I am not really talking about “so-called” President Trump here, but his use of Twitter seems to come close to this type of diagnosis. Many prominent social psychologists are studying this digital phenomenon. I’ll let them decide what advice is best for the current resident of the White House. Adam Alter, author of “The Rise of Addictive Technology and the Business of Keeping Us Hooked” warns that many of us – youngsters, teenagers, adults – are addicted to modern digital products.

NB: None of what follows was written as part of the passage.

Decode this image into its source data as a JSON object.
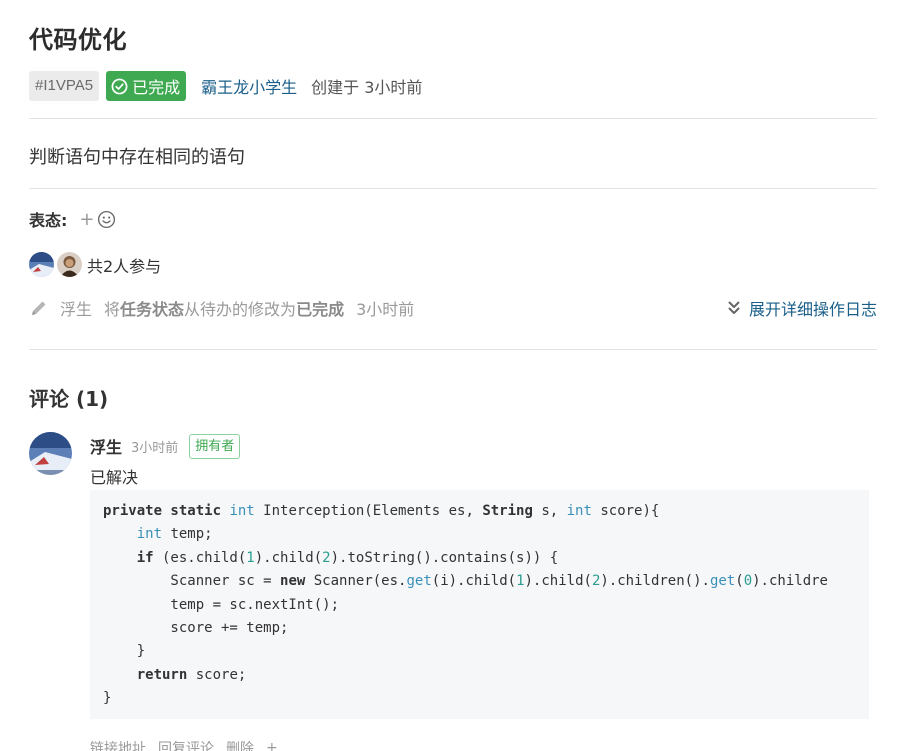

“The technology is designed to hook us that way. Email is bottomless. Social media platforms are endless. Twitter? The feed never really ends. You could sit there 24 hours a day and you’ll never get to the end. And so you come back for more and more . . . There should be times of the day where it looks like the 1950s or where you are sitting in a room and you can’t tell what era you are in. You shouldn’t always be looking at screens.” And now so many devices are portable that you literally have to put them out of reach if you want some “down time.”
It’s even getting harder now to walk down the street without having to avoid someone with a digital device in hand. It’s even more dangerous on the highways where your fellow drivers’ eyes are focused on their digital screens and not the road!